Listen to the Lillehaug radio ads.
Ad One
Ad Two
DAVID LILLEHAUG'S five-minute radio ads are airing statewide, according to his campaign. Staffers won't say how much the candidate is spending on his unusual long-format approach.

Lillehaug has put out two five-minute radio ads. The first walks listeners through his background; growing up in South Dakota as the son of a union-represented teacher and graduating from Harvard Law School before working on Walter Mondale's unsuccessful presidential bid. Lillehaug also uses the ad to talk about his accomplishments as the United States attorney for Minnesota.

In his second radio spot, Lillehaug talks about the need to reduce the influence of big business and special interest groups in politics, and about the need for health care reform.

Lillehaug's campaign manager Sean Gagen says the five-minute ads were designed to set his candidate apart from the wide field of DFLers hoping to take on Rod Grams. "We want to break away from the 30-second sound bites," Gagen says. "We want to have a kind of conversation with voters and five minutes is a good period of time folks folks to get our points on a subject."

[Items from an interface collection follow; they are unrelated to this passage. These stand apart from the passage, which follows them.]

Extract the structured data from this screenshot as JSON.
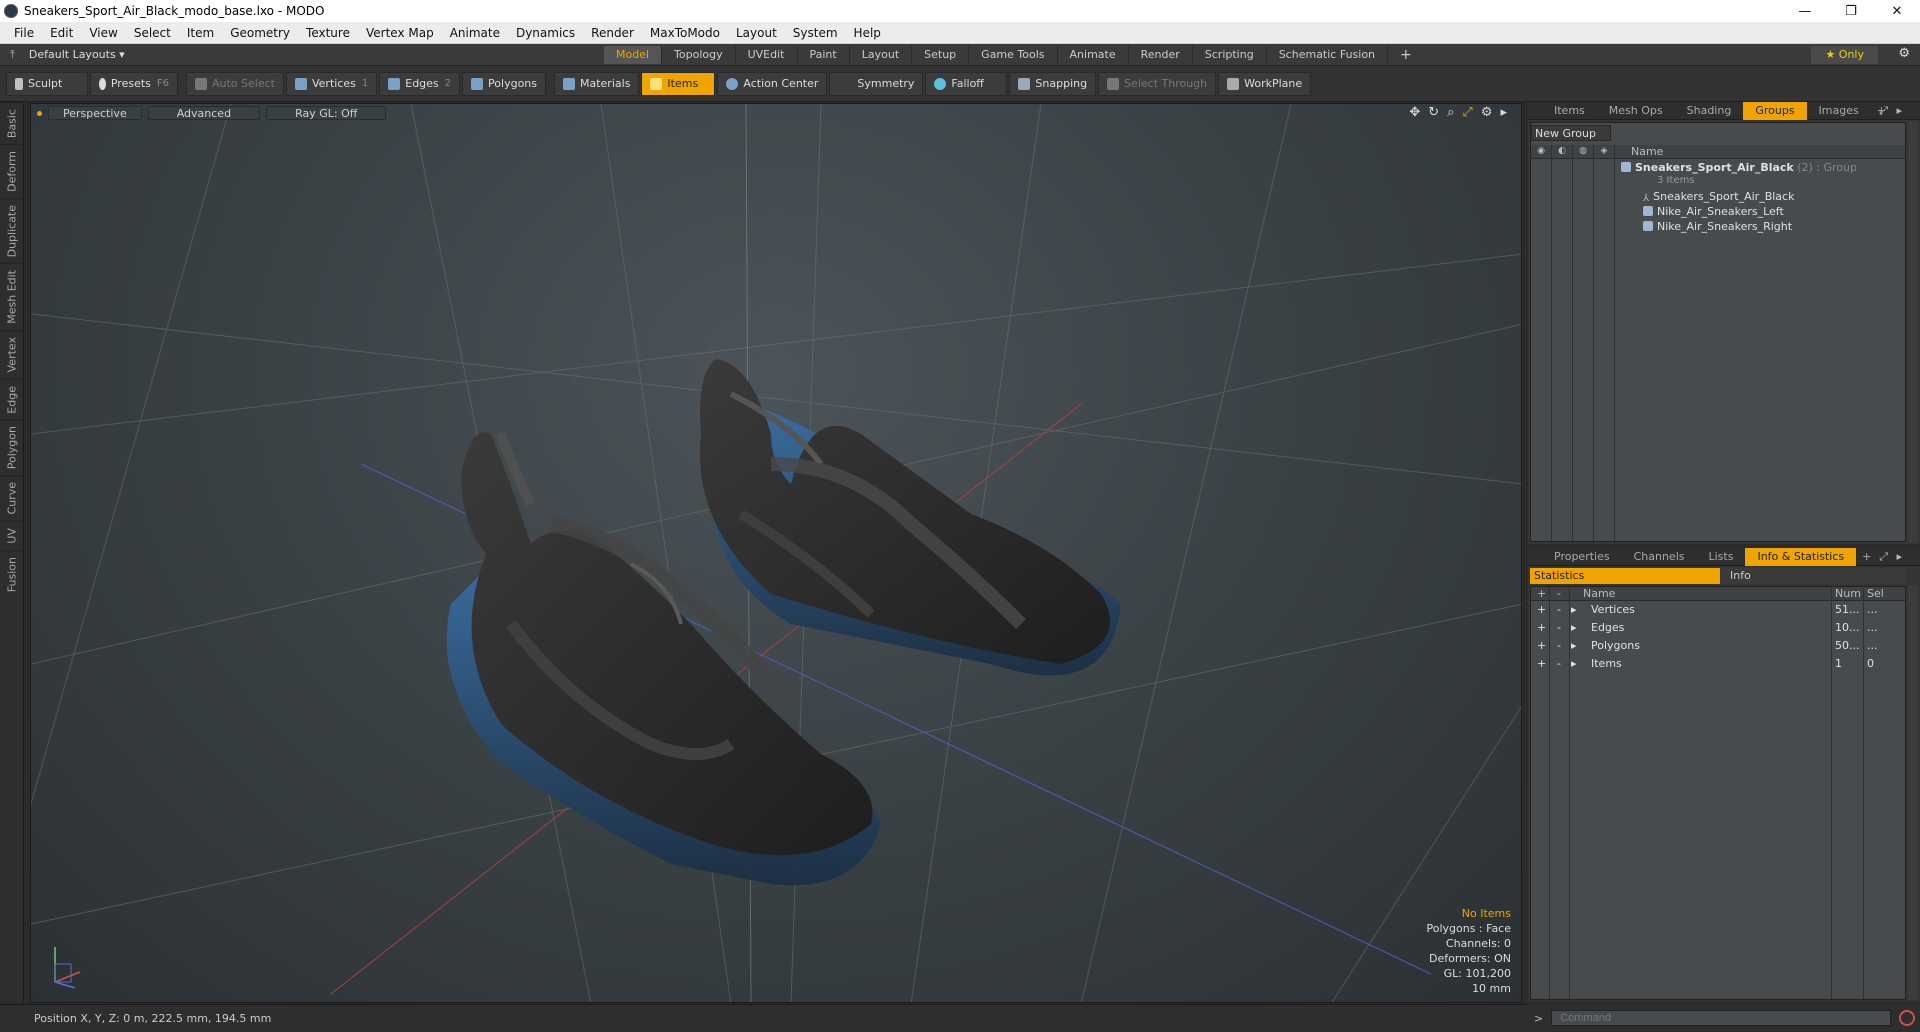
{
  "window": {
    "title": "Sneakers_Sport_Air_Black_modo_base.lxo - MODO",
    "minimize": "—",
    "maximize": "❐",
    "close": "✕"
  },
  "menu": [
    "File",
    "Edit",
    "View",
    "Select",
    "Item",
    "Geometry",
    "Texture",
    "Vertex Map",
    "Animate",
    "Dynamics",
    "Render",
    "MaxToModo",
    "Layout",
    "System",
    "Help"
  ],
  "layout_bar": {
    "layouts_label": "Default Layouts ▾",
    "tabs": [
      "Model",
      "Topology",
      "UVEdit",
      "Paint",
      "Layout",
      "Setup",
      "Game Tools",
      "Animate",
      "Render",
      "Scripting",
      "Schematic Fusion",
      "+"
    ],
    "active_tab": "Model",
    "only_label": "★  Only"
  },
  "toolbar": {
    "sculpt": "Sculpt",
    "presets": "Presets",
    "presets_key": "F6",
    "auto_select": "Auto Select",
    "vertices": "Vertices",
    "vertices_num": "1",
    "edges": "Edges",
    "edges_num": "2",
    "polygons": "Polygons",
    "materials": "Materials",
    "items": "Items",
    "action_center": "Action Center",
    "symmetry": "Symmetry",
    "falloff": "Falloff",
    "snapping": "Snapping",
    "select_through": "Select Through",
    "workplane": "WorkPlane"
  },
  "left_tabs": [
    "Basic",
    "Deform",
    "Duplicate",
    "Mesh Edit",
    "Vertex",
    "Edge",
    "Polygon",
    "Curve",
    "UV",
    "Fusion"
  ],
  "viewport": {
    "perspective": "Perspective",
    "advanced": "Advanced",
    "raygl": "Ray GL: Off",
    "info": {
      "no_items": "No Items",
      "polygons": "Polygons : Face",
      "channels": "Channels: 0",
      "deformers": "Deformers: ON",
      "gl": "GL: 101,200",
      "scale": "10 mm"
    }
  },
  "status": {
    "position": "Position X, Y, Z:  0 m, 222.5 mm, 194.5 mm"
  },
  "groups_panel": {
    "tabs": [
      "Items",
      "Mesh Ops",
      "Shading",
      "Groups",
      "Images",
      "+"
    ],
    "active_tab": "Groups",
    "new_group": "New Group",
    "name_header": "Name",
    "group_name": "Sneakers_Sport_Air_Black",
    "group_suffix": " (2) : Group",
    "group_count": "3 Items",
    "children": [
      "Sneakers_Sport_Air_Black",
      "Nike_Air_Sneakers_Left",
      "Nike_Air_Sneakers_Right"
    ]
  },
  "stats_panel": {
    "tabs": [
      "Properties",
      "Channels",
      "Lists",
      "Info & Statistics",
      "+"
    ],
    "active_tab": "Info & Statistics",
    "sub_statistics": "Statistics",
    "sub_info": "Info",
    "headers": {
      "plus": "+",
      "minus": "-",
      "name": "Name",
      "num": "Num",
      "sel": "Sel"
    },
    "rows": [
      {
        "name": "Vertices",
        "num": "51...",
        "sel": "..."
      },
      {
        "name": "Edges",
        "num": "10...",
        "sel": "..."
      },
      {
        "name": "Polygons",
        "num": "50...",
        "sel": "..."
      },
      {
        "name": "Items",
        "num": "1",
        "sel": "0"
      }
    ]
  },
  "command": {
    "placeholder": "Command",
    "prompt": ">"
  },
  "colors": {
    "accent": "#f0a400",
    "sole_blue": "#2e5f8f",
    "shoe_black": "#2a2a2a"
  }
}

Until recently, attorney Mike Ciresihad been the only candidate broadcasting commercials.

"They are a little bit heavier on substance and a little less slick in terms of trying to frame the candidate as an attractive character."

- Clay Steinman
Macalester College Communications Studies Department Chair Clay Steinman says with his five minute spots, Lillehaug gets beyond the simple rhetoric common to most campaign ads.

"If we compare these ads to the Ciresi ads we've seen, they are a little bit heavier on substance and a little less slick in terms of trying to frame the candidate as an attractive character," says Steinman. "It really is much more about how Lillehaug feels about the issues."

And Steinman says he thinks voters would learn a lot more about candidates and be in a better position to decide political contests if more political advertising took the form of Lillehaug's five-minute spots. "It's definitely something new. If all the ads on radio and on TV would be five minutes and have the candidate talking to voters I think we would be a lot better off. It would be a lot easier to make rational decisions about who we want to vote for."

Lillehaug's campaign says it's planning additional long-form radio commercials - advertisements it's also featuring on the candidates Web site.